World Bank now talks about "sustainable development" and incorporates ecological concerns into their sponsorship of economic development. I recall reading Homer's warning of the doom of Nemesis in the Greek epics. Driven by pleonexia, or radical greed, Prometheus transgressed the boundaries of the human condition. In measureless presumption, he brought fire from the heavens and thereby brings doom onto himself. He was chained to a rock, an eagle preyed on his liver, and heartlessly healing gods kept him alive by regrafting the liver each night. The encounter of Prometheus with Nemesis is an immortal reminder of inescapable cosmic retribution for the ecological damage being caused in the name of eliminating suffering. Every man has become Prometheus, and Nemesis has become endemic; it is the backlash of progress. We are hostages to a lifestyle that provokes doom. In the words of the Chilean poet Vincente Huidorbo, insight into the alternatives not chosen, and opportunities missed can be found by remembering "those hours which have lost their clock."

Similarly, can we learn to treat with dignity the people with whom we share this earth? The value of service to others, the value of caring for others, the value of attempting to keep aware of social misery, inadequate housing, lack of proper healthcare, deprivation of food, and so on - these are not issues on which religion has a monopoly. The quest for truth, the quest for good, the quest for beautiful, all require us to let suffering speak, let victims be visible, and let social misery be put on the agenda of those with power. The life of a thinking man, one with feelings and a soul, is inextricably associated with the struggle of those who have been dehumanized on the margins of society. No justifications, philosophical or religious, can excuse the conscience and the soul of the more fortunate if he fails to act in compassion.

As NRIs, we need to talk about what can improve the lives of our peoples - the ideas that shape, sustain, and challenge us; ideas we constantly test against experience and refine through the trials and errors of a true democracy. When we offer messages of hope and possibility, we must be conscious of the potential for evil. We must not be blinded by our few successes. Yes, we are excelling ourselves in computer science, engineering, and technology in general. But where is the heart?
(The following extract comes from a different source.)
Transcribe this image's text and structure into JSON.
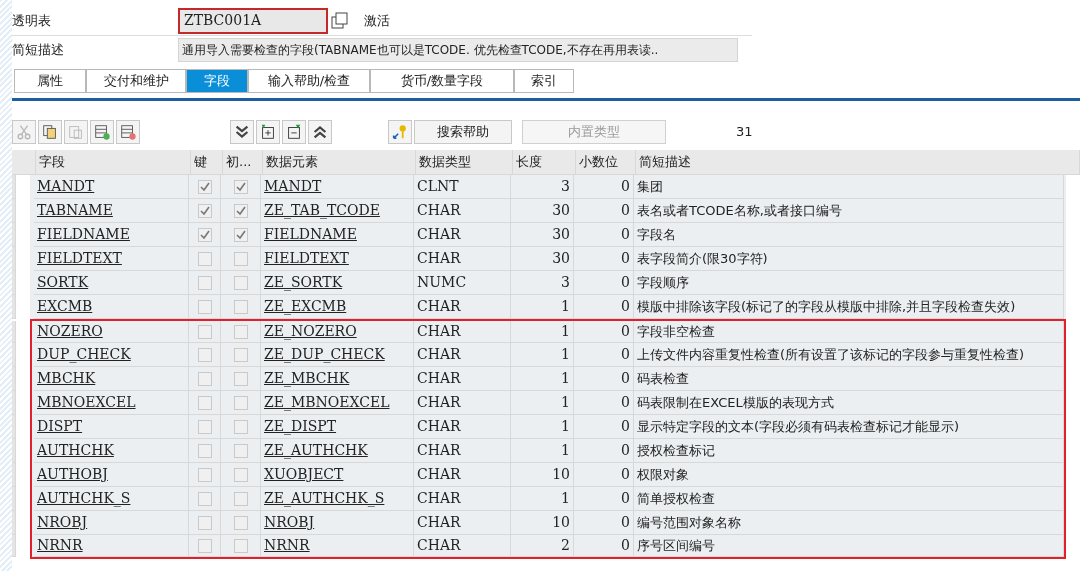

Most of us have found prosperity in the countries we have adopted. We are prepared to consider investment in India if the rewards are commensurate with the risks. But we also owe something greater than our self-interest to the country of origin. I respectfully ask of all of us to do just that.

Thank you.

[ home | projects | news | volunteer | donate | contact ]